■ PROBLEM TO SOLVE
Every record should be copied exactly, except that pictures are to be omitted.

##### PROVIDED ENTRIES #####

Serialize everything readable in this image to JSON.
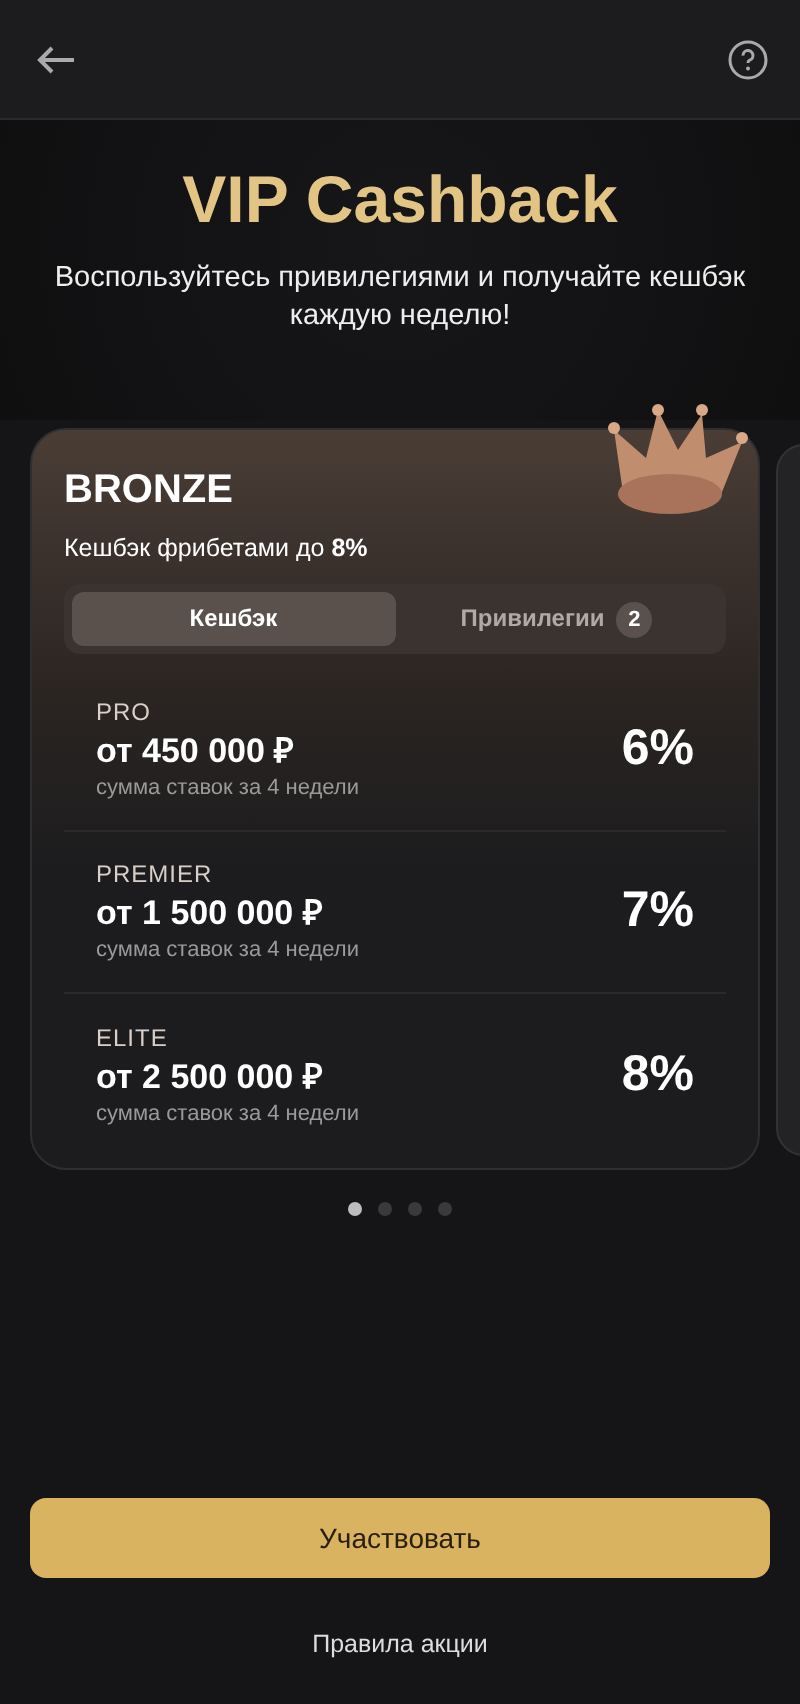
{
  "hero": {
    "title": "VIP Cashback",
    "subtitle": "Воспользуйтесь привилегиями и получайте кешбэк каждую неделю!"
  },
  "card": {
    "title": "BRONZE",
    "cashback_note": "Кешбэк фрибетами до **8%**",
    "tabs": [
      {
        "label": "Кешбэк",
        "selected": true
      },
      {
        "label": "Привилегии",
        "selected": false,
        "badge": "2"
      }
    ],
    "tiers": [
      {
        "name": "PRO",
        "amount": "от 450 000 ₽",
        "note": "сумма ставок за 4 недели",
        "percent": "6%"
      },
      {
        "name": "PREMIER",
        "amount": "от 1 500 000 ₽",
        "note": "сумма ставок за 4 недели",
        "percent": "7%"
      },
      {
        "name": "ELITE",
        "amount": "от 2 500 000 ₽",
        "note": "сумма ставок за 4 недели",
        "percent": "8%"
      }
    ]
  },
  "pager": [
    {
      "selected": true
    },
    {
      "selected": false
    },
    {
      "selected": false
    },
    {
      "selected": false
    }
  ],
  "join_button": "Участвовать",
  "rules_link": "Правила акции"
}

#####

■ EXERCISE OUTPUT
Serialize everything readable in this image to JSON.
{
  "hero": {
    "title": "VIP Cashback",
    "subtitle": "Воспользуйтесь привилегиями и получайте кешбэк каждую неделю!"
  },
  "card": {
    "title": "BRONZE",
    "cashback_note": "Кешбэк фрибетами до **8%**",
    "tabs": [
      {
        "label": "Кешбэк",
        "selected": true
      },
      {
        "label": "Привилегии",
        "selected": false,
        "badge": "2"
      }
    ],
    "tiers": [
      {
        "name": "PRO",
        "amount": "от 450 000 ₽",
        "note": "сумма ставок за 4 недели",
        "percent": "6%"
      },
      {
        "name": "PREMIER",
        "amount": "от 1 500 000 ₽",
        "note": "сумма ставок за 4 недели",
        "percent": "7%"
      },
      {
        "name": "ELITE",
        "amount": "от 2 500 000 ₽",
        "note": "сумма ставок за 4 недели",
        "percent": "8%"
      }
    ]
  },
  "pager": [
    {
      "selected": true
    },
    {
      "selected": false
    },
    {
      "selected": false
    },
    {
      "selected": false
    }
  ],
  "join_button": "Участвовать",
  "rules_link": "Правила акции"
}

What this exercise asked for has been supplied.